[Records drawn from a dataset]

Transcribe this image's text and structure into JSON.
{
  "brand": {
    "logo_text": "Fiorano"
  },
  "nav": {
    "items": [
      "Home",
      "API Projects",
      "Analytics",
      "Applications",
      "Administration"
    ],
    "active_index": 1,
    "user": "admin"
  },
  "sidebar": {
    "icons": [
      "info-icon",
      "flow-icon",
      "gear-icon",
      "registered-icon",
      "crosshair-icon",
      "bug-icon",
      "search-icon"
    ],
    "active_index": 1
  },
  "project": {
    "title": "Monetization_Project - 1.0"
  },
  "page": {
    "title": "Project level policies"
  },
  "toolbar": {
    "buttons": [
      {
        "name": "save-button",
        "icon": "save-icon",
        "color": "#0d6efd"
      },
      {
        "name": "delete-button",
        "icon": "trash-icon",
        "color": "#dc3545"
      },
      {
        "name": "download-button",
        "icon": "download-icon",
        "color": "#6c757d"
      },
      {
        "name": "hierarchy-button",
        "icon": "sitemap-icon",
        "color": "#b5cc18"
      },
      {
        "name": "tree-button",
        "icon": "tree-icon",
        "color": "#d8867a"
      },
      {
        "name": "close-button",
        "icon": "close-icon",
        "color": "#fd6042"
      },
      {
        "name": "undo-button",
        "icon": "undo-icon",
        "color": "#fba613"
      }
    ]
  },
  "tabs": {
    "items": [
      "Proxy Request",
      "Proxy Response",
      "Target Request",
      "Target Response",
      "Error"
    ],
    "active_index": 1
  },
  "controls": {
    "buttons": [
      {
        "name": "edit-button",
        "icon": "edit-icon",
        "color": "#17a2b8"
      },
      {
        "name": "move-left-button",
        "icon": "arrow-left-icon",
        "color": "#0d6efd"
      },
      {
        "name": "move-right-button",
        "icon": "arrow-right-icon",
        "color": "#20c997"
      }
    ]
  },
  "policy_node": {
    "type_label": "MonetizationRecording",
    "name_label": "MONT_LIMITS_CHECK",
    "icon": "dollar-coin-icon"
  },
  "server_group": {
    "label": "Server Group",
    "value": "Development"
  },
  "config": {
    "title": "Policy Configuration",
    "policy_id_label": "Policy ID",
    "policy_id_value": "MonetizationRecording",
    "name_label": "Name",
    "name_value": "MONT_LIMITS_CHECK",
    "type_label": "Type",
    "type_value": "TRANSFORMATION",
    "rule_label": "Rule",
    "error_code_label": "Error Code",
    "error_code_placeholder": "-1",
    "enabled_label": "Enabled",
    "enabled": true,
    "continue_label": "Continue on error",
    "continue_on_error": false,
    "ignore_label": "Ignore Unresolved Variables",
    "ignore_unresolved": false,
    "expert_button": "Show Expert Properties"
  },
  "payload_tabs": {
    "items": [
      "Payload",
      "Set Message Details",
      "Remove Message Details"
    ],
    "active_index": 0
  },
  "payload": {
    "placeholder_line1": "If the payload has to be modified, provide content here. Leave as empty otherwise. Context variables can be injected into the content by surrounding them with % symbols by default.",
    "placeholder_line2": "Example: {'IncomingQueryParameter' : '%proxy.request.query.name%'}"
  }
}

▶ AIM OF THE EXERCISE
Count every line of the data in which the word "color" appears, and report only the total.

▶ ANSWER BOX
10